The constitutionality of a Massachusetts law that expanded buffer zones around abortion clinics to 35 feet has been upheld by a federal judge. Anti-abortion protesters had filed suit and argued that the law had forced them onto the streets and prevents freedom of speech.
The law went into effect in November 2007 and expanded on legislation from 2000 that established 18 foot safety buffer zones around clinics and a 6 foot ‘floating’ buffer zone around patients.
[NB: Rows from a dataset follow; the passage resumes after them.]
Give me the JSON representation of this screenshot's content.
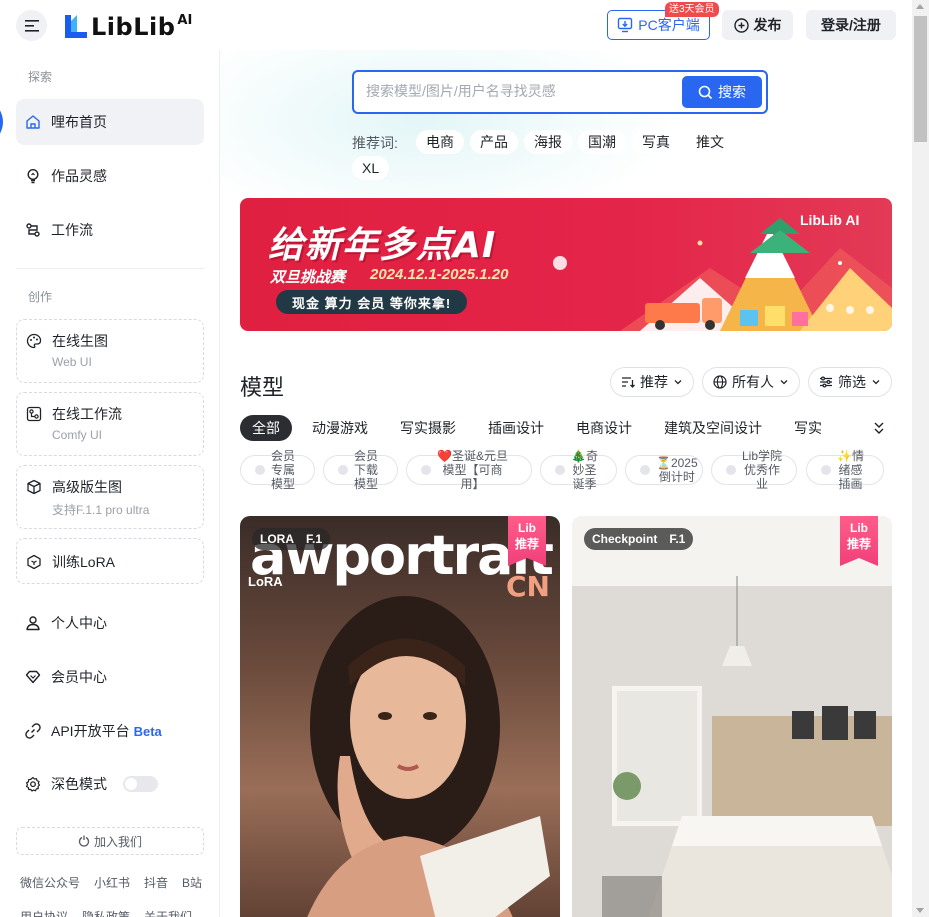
{
  "header": {
    "logo_text": "LibLib",
    "logo_sup": "AI",
    "pc_client_label": "PC客户端",
    "pc_badge": "送3天会员",
    "publish_label": "发布",
    "login_label": "登录/注册"
  },
  "sidebar": {
    "section_explore": "探索",
    "section_create": "创作",
    "explore_items": [
      {
        "label": "哩布首页",
        "icon": "home-icon"
      },
      {
        "label": "作品灵感",
        "icon": "bulb-icon"
      },
      {
        "label": "工作流",
        "icon": "workflow-icon"
      }
    ],
    "create_cards": [
      {
        "label": "在线生图",
        "sub": "Web UI",
        "icon": "palette-icon"
      },
      {
        "label": "在线工作流",
        "sub": "Comfy UI",
        "icon": "nodes-icon"
      },
      {
        "label": "高级版生图",
        "sub": "支持F.1.1 pro ultra",
        "icon": "cube-icon"
      },
      {
        "label": "训练LoRA",
        "sub": "",
        "icon": "hexagon-icon"
      }
    ],
    "personal_items": [
      {
        "label": "个人中心",
        "icon": "user-icon"
      },
      {
        "label": "会员中心",
        "icon": "diamond-icon"
      },
      {
        "label": "API开放平台",
        "icon": "link-icon",
        "suffix": "Beta"
      },
      {
        "label": "深色模式",
        "icon": "settings-icon"
      }
    ],
    "join_label": "加入我们",
    "footer_links": [
      "微信公众号",
      "小红书",
      "抖音",
      "B站"
    ],
    "footer_links2": [
      "用户协议",
      "隐私政策",
      "关于我们"
    ]
  },
  "search": {
    "placeholder": "搜索模型/图片/用户名寻找灵感",
    "button_label": "搜索",
    "tags_label": "推荐词:",
    "tags": [
      "电商",
      "产品",
      "海报",
      "国潮",
      "写真",
      "推文",
      "XL"
    ]
  },
  "banner": {
    "title": "给新年多点AI",
    "subtitle_left": "双旦挑战赛",
    "subtitle_dates": "2024.12.1-2025.1.20",
    "pill_text": "现金 算力 会员 等你来拿!",
    "logo": "LibLib AI"
  },
  "models": {
    "title": "模型",
    "sort_label": "推荐",
    "owner_label": "所有人",
    "filter_label": "筛选",
    "categories": [
      "全部",
      "动漫游戏",
      "写实摄影",
      "插画设计",
      "电商设计",
      "建筑及空间设计",
      "写实"
    ],
    "sub_tags": [
      {
        "text": "会员\n专属\n模型",
        "emoji": ""
      },
      {
        "text": "会员\n下载\n模型",
        "emoji": ""
      },
      {
        "text": "圣诞&元旦\n模型【可商\n用】",
        "emoji": "❤️"
      },
      {
        "text": "奇\n妙圣\n诞季",
        "emoji": "🎄"
      },
      {
        "text": "2025\n倒计时",
        "emoji": "⏳"
      },
      {
        "text": "Lib学院\n优秀作\n业",
        "emoji": ""
      },
      {
        "text": "情\n绪感\n插画",
        "emoji": "✨"
      }
    ],
    "cards": [
      {
        "type": "LORA",
        "base": "F.1",
        "overlay_title": "awportrait",
        "overlay_sub": "LoRA",
        "overlay_cn": "CN",
        "rec_line1": "Lib",
        "rec_line2": "推荐"
      },
      {
        "type": "Checkpoint",
        "base": "F.1",
        "rec_line1": "Lib",
        "rec_line2": "推荐"
      }
    ]
  },
  "colors": {
    "accent": "#2a67f0",
    "banner_red": "#e02040",
    "rec_pink": "#f0407a"
  }
}
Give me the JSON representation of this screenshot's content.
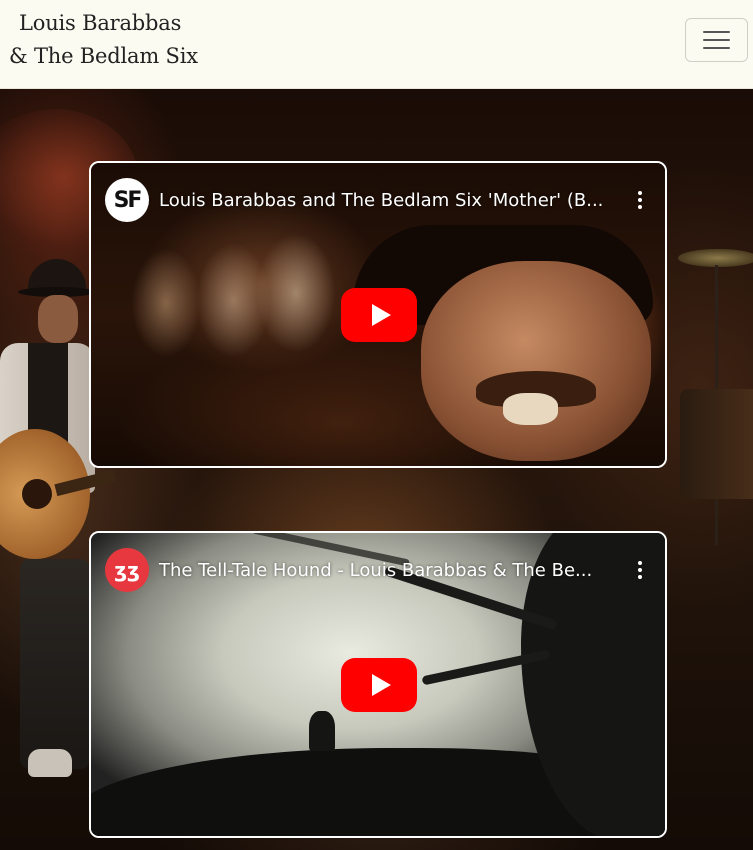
{
  "header": {
    "brand_line1": "Louis Barabbas",
    "brand_line2": "& The Bedlam Six",
    "menu_icon": "hamburger-menu-icon"
  },
  "videos": [
    {
      "title": "Louis Barabbas and The Bedlam Six 'Mother' (B...",
      "channel_avatar_text": "SF",
      "play_icon": "youtube-play-icon",
      "menu_icon": "more-vertical-icon"
    },
    {
      "title": "The Tell-Tale Hound - Louis Barabbas & The Be...",
      "channel_avatar_text": "ʒʒ",
      "play_icon": "youtube-play-icon",
      "menu_icon": "more-vertical-icon"
    }
  ],
  "colors": {
    "header_bg": "#fcfbf1",
    "play_button": "#ff0000",
    "video_border": "#ffffff"
  }
}
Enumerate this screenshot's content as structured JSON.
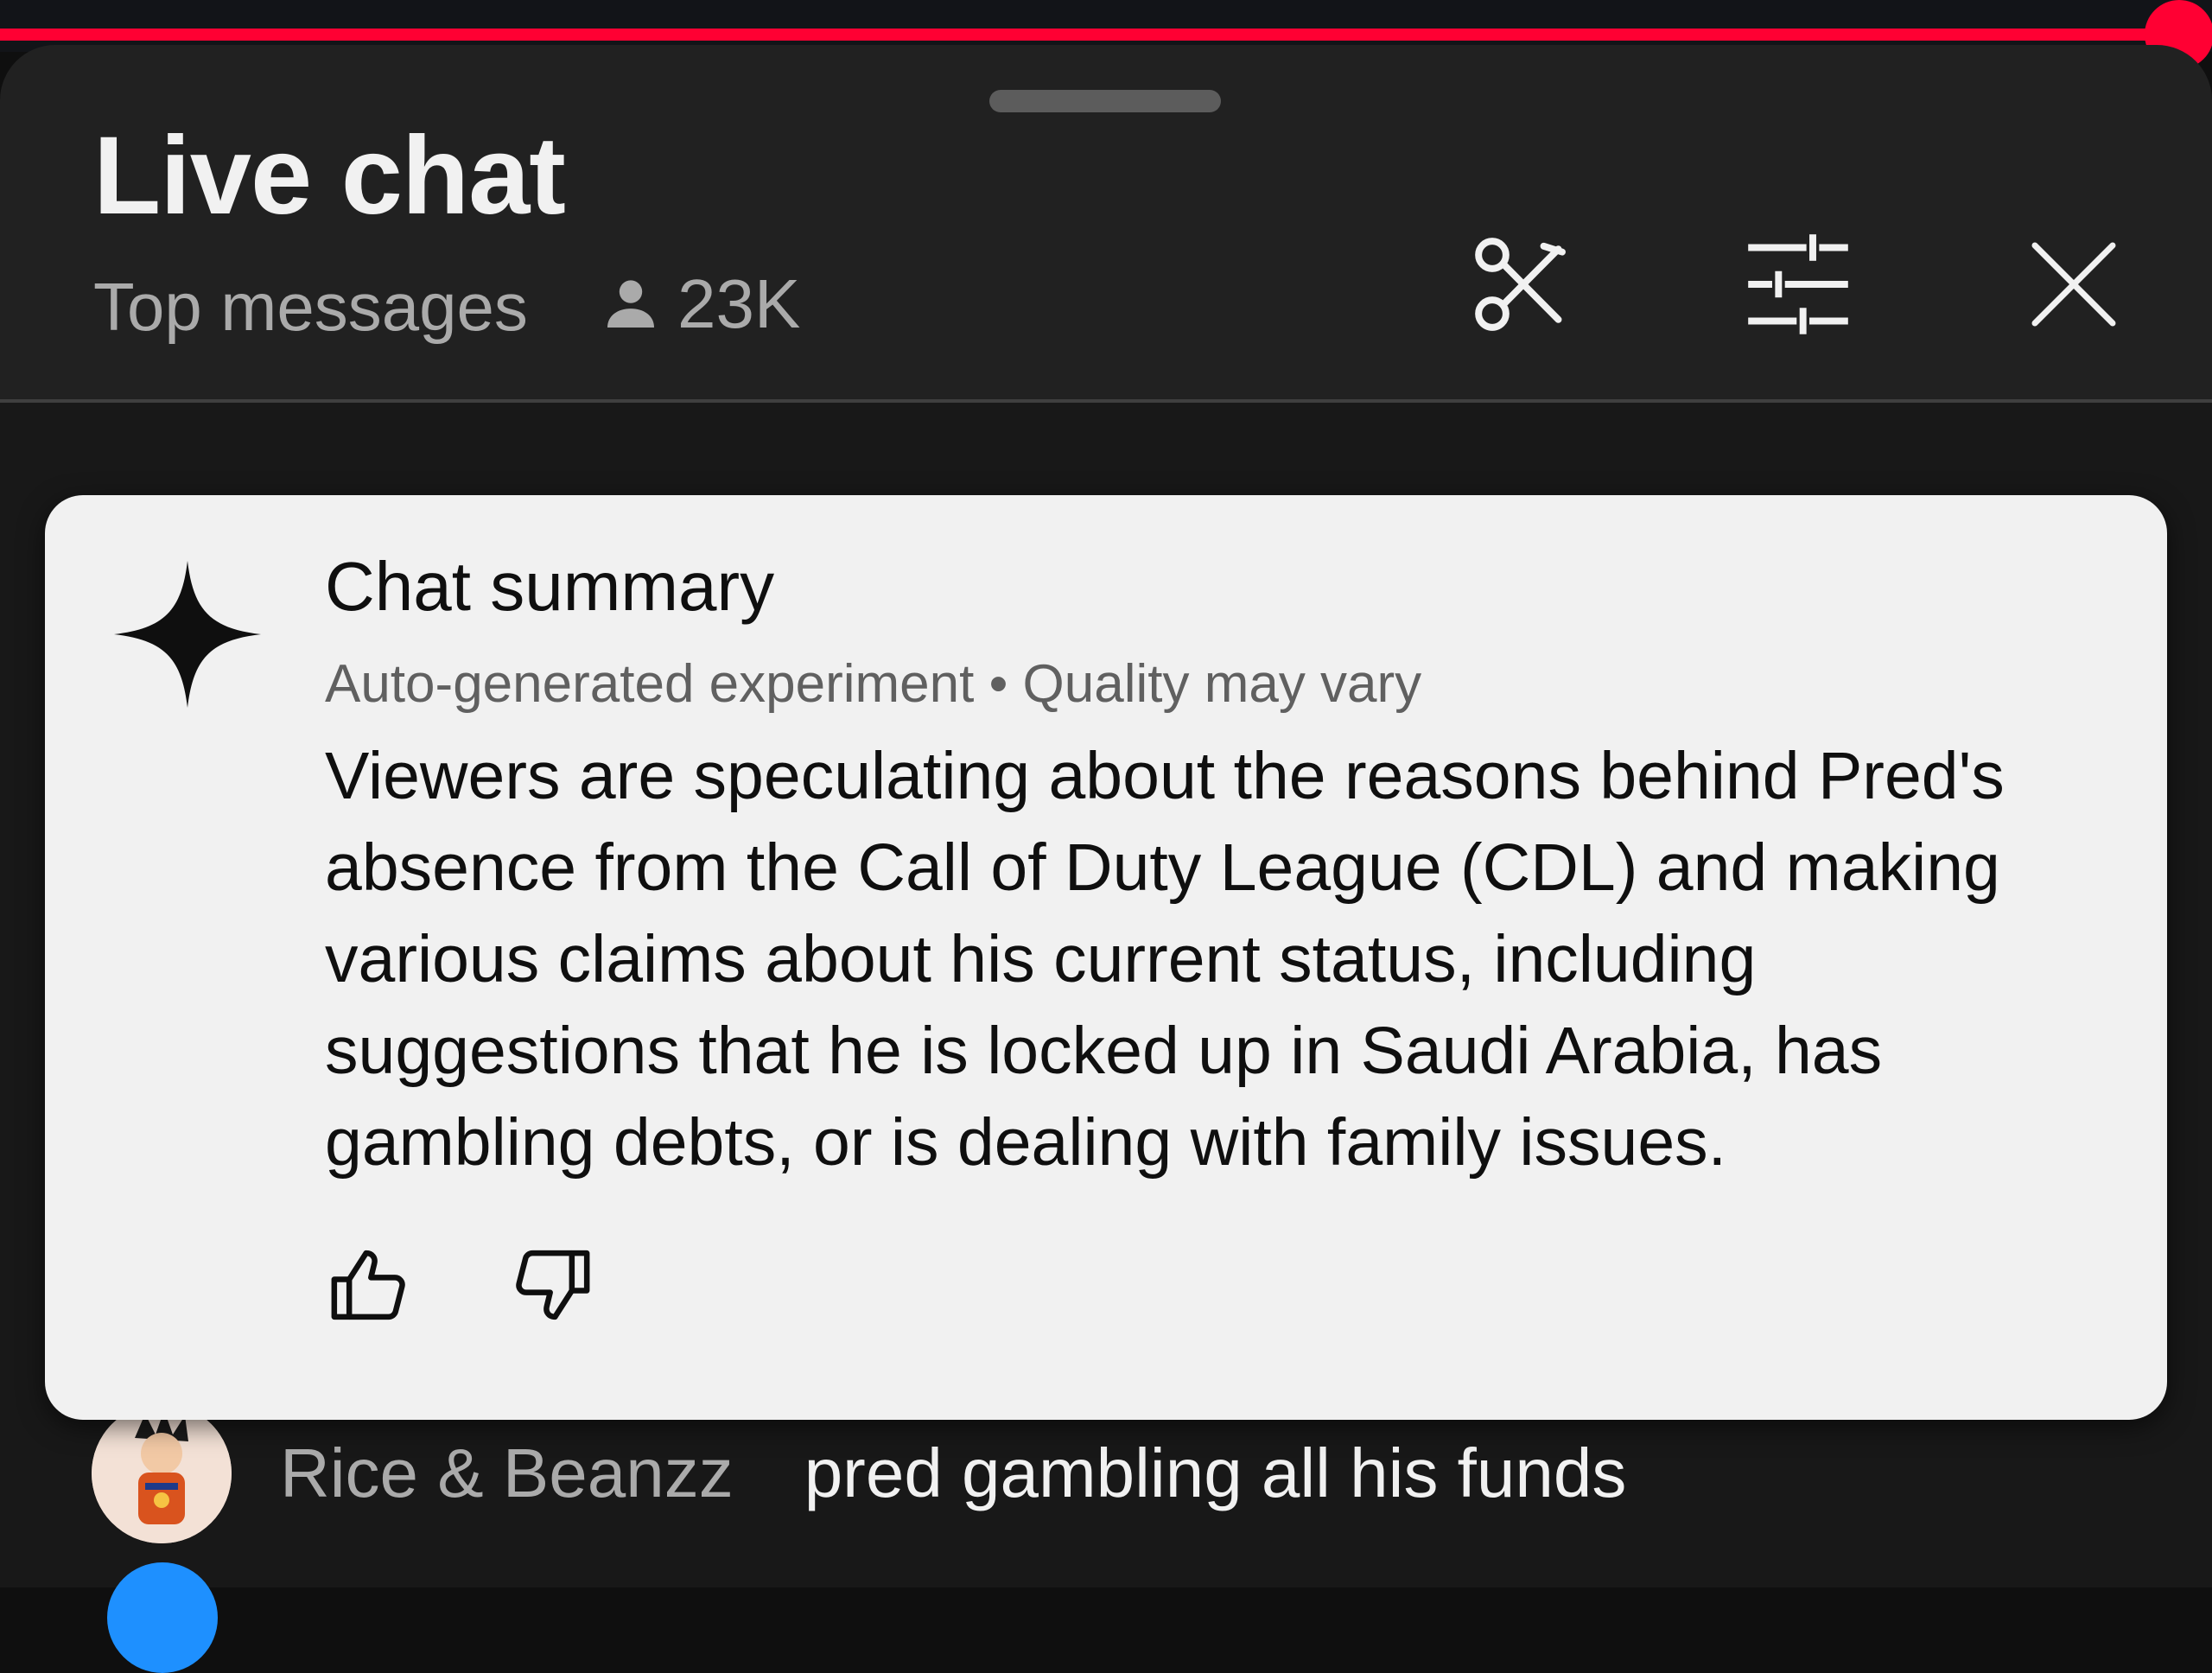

The 2000 law was difficult to enforce, in large part because of difficulty in defining a patient’s consent to a closer encounter.
In part, the law states that “No person shall knowingly enter or remain on a public way or sidewalk adjacent to a reproductive health care facility within a radius of thirty-five feet of any portion of an entrance to, exit from, or driveway of a reproductive health care facility, or within the area within a rectangle created by extending the outside boundaries of any entrance to, exit from, or driveway of, a reproductive health care facility in straight lines to the point where such lines intersect the sideline of the street in front of such entrance, exit or driveway.”